Please restate each entry that follows word for word.

§ **RECORDS PROVIDED**
__________

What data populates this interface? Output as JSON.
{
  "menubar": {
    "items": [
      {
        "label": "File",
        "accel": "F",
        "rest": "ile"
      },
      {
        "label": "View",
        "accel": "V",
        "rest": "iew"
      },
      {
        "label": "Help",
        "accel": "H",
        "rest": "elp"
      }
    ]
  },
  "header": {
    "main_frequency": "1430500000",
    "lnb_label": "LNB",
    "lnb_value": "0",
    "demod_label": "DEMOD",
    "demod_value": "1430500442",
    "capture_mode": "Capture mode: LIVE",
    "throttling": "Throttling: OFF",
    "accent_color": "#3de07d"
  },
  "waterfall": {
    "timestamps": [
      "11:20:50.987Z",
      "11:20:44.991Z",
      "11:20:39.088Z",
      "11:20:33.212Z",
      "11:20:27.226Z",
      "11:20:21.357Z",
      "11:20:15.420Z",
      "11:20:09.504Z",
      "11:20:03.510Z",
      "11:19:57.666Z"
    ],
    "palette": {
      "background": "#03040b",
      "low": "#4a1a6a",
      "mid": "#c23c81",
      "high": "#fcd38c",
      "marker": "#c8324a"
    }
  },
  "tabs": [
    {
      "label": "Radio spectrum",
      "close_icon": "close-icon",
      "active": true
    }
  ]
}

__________

§ **EXPECTED ANSWER**
What data populates this interface? Output as JSON.
{
  "menubar": {
    "items": [
      {
        "label": "File",
        "accel": "F",
        "rest": "ile"
      },
      {
        "label": "View",
        "accel": "V",
        "rest": "iew"
      },
      {
        "label": "Help",
        "accel": "H",
        "rest": "elp"
      }
    ]
  },
  "header": {
    "main_frequency": "1430500000",
    "lnb_label": "LNB",
    "lnb_value": "0",
    "demod_label": "DEMOD",
    "demod_value": "1430500442",
    "capture_mode": "Capture mode: LIVE",
    "throttling": "Throttling: OFF",
    "accent_color": "#3de07d"
  },
  "waterfall": {
    "timestamps": [
      "11:20:50.987Z",
      "11:20:44.991Z",
      "11:20:39.088Z",
      "11:20:33.212Z",
      "11:20:27.226Z",
      "11:20:21.357Z",
      "11:20:15.420Z",
      "11:20:09.504Z",
      "11:20:03.510Z",
      "11:19:57.666Z"
    ],
    "palette": {
      "background": "#03040b",
      "low": "#4a1a6a",
      "mid": "#c23c81",
      "high": "#fcd38c",
      "marker": "#c8324a"
    }
  },
  "tabs": [
    {
      "label": "Radio spectrum",
      "close_icon": "close-icon",
      "active": true
    }
  ]
}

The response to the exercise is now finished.